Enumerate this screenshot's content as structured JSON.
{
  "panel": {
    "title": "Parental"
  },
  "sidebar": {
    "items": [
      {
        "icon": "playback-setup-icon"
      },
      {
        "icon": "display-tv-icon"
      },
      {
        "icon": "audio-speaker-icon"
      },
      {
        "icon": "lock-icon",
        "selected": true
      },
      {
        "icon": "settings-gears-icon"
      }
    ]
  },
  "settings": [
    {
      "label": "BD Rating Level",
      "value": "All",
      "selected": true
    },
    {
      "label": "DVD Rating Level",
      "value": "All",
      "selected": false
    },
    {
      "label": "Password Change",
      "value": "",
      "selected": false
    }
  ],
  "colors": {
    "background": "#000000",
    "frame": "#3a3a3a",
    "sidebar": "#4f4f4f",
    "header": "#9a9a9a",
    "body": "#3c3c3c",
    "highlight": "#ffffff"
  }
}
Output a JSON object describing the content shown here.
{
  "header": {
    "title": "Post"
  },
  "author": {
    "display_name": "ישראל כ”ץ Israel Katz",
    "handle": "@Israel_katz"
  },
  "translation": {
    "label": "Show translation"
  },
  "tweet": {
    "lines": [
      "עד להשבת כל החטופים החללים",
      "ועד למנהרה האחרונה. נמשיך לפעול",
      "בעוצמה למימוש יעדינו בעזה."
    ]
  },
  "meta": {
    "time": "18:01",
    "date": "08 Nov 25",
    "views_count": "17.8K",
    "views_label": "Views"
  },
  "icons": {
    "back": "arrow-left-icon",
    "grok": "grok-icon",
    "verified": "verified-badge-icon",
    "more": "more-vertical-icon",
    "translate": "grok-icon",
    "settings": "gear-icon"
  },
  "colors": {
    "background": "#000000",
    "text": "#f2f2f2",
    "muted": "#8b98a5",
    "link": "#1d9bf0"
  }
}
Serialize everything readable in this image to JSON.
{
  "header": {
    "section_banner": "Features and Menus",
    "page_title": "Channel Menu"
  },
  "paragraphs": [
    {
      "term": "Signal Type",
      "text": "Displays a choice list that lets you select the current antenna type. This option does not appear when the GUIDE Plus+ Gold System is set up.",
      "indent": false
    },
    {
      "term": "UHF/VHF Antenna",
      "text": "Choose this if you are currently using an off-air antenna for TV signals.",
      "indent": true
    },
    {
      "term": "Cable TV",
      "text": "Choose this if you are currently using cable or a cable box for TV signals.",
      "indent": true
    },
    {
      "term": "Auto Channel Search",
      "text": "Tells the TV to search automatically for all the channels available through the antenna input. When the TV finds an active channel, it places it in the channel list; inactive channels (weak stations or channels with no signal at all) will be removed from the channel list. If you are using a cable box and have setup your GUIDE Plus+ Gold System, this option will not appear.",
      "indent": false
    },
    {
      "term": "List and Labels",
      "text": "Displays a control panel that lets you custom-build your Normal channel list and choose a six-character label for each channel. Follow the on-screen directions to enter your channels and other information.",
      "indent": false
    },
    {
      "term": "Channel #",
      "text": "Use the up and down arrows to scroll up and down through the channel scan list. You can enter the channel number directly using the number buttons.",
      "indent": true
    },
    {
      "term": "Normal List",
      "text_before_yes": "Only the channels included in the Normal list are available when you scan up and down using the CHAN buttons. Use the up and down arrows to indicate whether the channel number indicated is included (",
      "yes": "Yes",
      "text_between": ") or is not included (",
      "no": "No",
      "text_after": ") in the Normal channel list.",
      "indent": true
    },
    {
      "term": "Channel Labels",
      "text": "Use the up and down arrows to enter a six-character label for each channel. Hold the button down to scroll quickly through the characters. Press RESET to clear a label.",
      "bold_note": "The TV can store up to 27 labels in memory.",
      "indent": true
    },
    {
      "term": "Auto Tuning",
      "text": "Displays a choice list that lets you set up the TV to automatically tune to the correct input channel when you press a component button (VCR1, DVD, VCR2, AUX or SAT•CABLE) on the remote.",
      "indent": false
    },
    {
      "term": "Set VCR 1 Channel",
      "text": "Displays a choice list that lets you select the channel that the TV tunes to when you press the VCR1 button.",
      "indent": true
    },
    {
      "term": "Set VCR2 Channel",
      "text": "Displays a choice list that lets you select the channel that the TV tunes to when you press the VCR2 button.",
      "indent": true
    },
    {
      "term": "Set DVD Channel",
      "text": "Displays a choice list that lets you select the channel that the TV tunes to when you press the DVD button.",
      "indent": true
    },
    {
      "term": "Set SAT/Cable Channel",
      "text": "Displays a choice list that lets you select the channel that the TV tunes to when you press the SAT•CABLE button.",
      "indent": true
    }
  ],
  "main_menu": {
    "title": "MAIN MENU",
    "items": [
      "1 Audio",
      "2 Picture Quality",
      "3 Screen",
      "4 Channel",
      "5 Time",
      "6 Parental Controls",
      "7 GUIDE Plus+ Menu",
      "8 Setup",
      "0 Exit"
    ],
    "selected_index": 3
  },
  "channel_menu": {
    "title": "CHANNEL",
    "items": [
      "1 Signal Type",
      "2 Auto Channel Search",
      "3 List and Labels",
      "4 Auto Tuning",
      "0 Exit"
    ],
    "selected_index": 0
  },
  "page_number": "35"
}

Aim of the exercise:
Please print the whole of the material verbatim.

Exercise output:
Enumerate this screenshot's content as structured JSON.
{
  "panel": {
    "title": "Parental"
  },
  "sidebar": {
    "items": [
      {
        "icon": "playback-setup-icon"
      },
      {
        "icon": "display-tv-icon"
      },
      {
        "icon": "audio-speaker-icon"
      },
      {
        "icon": "lock-icon",
        "selected": true
      },
      {
        "icon": "settings-gears-icon"
      }
    ]
  },
  "settings": [
    {
      "label": "BD Rating Level",
      "value": "All",
      "selected": true
    },
    {
      "label": "DVD Rating Level",
      "value": "All",
      "selected": false
    },
    {
      "label": "Password Change",
      "value": "",
      "selected": false
    }
  ],
  "colors": {
    "background": "#000000",
    "frame": "#3a3a3a",
    "sidebar": "#4f4f4f",
    "header": "#9a9a9a",
    "body": "#3c3c3c",
    "highlight": "#ffffff"
  }
}
Output a JSON object describing the content shown here.
{
  "header": {
    "title": "Post"
  },
  "author": {
    "display_name": "ישראל כ”ץ Israel Katz",
    "handle": "@Israel_katz"
  },
  "translation": {
    "label": "Show translation"
  },
  "tweet": {
    "lines": [
      "עד להשבת כל החטופים החללים",
      "ועד למנהרה האחרונה. נמשיך לפעול",
      "בעוצמה למימוש יעדינו בעזה."
    ]
  },
  "meta": {
    "time": "18:01",
    "date": "08 Nov 25",
    "views_count": "17.8K",
    "views_label": "Views"
  },
  "icons": {
    "back": "arrow-left-icon",
    "grok": "grok-icon",
    "verified": "verified-badge-icon",
    "more": "more-vertical-icon",
    "translate": "grok-icon",
    "settings": "gear-icon"
  },
  "colors": {
    "background": "#000000",
    "text": "#f2f2f2",
    "muted": "#8b98a5",
    "link": "#1d9bf0"
  }
}
Serialize everything readable in this image to JSON.
{
  "header": {
    "section_banner": "Features and Menus",
    "page_title": "Channel Menu"
  },
  "paragraphs": [
    {
      "term": "Signal Type",
      "text": "Displays a choice list that lets you select the current antenna type. This option does not appear when the GUIDE Plus+ Gold System is set up.",
      "indent": false
    },
    {
      "term": "UHF/VHF Antenna",
      "text": "Choose this if you are currently using an off-air antenna for TV signals.",
      "indent": true
    },
    {
      "term": "Cable TV",
      "text": "Choose this if you are currently using cable or a cable box for TV signals.",
      "indent": true
    },
    {
      "term": "Auto Channel Search",
      "text": "Tells the TV to search automatically for all the channels available through the antenna input. When the TV finds an active channel, it places it in the channel list; inactive channels (weak stations or channels with no signal at all) will be removed from the channel list. If you are using a cable box and have setup your GUIDE Plus+ Gold System, this option will not appear.",
      "indent": false
    },
    {
      "term": "List and Labels",
      "text": "Displays a control panel that lets you custom-build your Normal channel list and choose a six-character label for each channel. Follow the on-screen directions to enter your channels and other information.",
      "indent": false
    },
    {
      "term": "Channel #",
      "text": "Use the up and down arrows to scroll up and down through the channel scan list. You can enter the channel number directly using the number buttons.",
      "indent": true
    },
    {
      "term": "Normal List",
      "text_before_yes": "Only the channels included in the Normal list are available when you scan up and down using the CHAN buttons. Use the up and down arrows to indicate whether the channel number indicated is included (",
      "yes": "Yes",
      "text_between": ") or is not included (",
      "no": "No",
      "text_after": ") in the Normal channel list.",
      "indent": true
    },
    {
      "term": "Channel Labels",
      "text": "Use the up and down arrows to enter a six-character label for each channel. Hold the button down to scroll quickly through the characters. Press RESET to clear a label.",
      "bold_note": "The TV can store up to 27 labels in memory.",
      "indent": true
    },
    {
      "term": "Auto Tuning",
      "text": "Displays a choice list that lets you set up the TV to automatically tune to the correct input channel when you press a component button (VCR1, DVD, VCR2, AUX or SAT•CABLE) on the remote.",
      "indent": false
    },
    {
      "term": "Set VCR 1 Channel",
      "text": "Displays a choice list that lets you select the channel that the TV tunes to when you press the VCR1 button.",
      "indent": true
    },
    {
      "term": "Set VCR2 Channel",
      "text": "Displays a choice list that lets you select the channel that the TV tunes to when you press the VCR2 button.",
      "indent": true
    },
    {
      "term": "Set DVD Channel",
      "text": "Displays a choice list that lets you select the channel that the TV tunes to when you press the DVD button.",
      "indent": true
    },
    {
      "term": "Set SAT/Cable Channel",
      "text": "Displays a choice list that lets you select the channel that the TV tunes to when you press the SAT•CABLE button.",
      "indent": true
    }
  ],
  "main_menu": {
    "title": "MAIN MENU",
    "items": [
      "1 Audio",
      "2 Picture Quality",
      "3 Screen",
      "4 Channel",
      "5 Time",
      "6 Parental Controls",
      "7 GUIDE Plus+ Menu",
      "8 Setup",
      "0 Exit"
    ],
    "selected_index": 3
  },
  "channel_menu": {
    "title": "CHANNEL",
    "items": [
      "1 Signal Type",
      "2 Auto Channel Search",
      "3 List and Labels",
      "4 Auto Tuning",
      "0 Exit"
    ],
    "selected_index": 0
  },
  "page_number": "35"
}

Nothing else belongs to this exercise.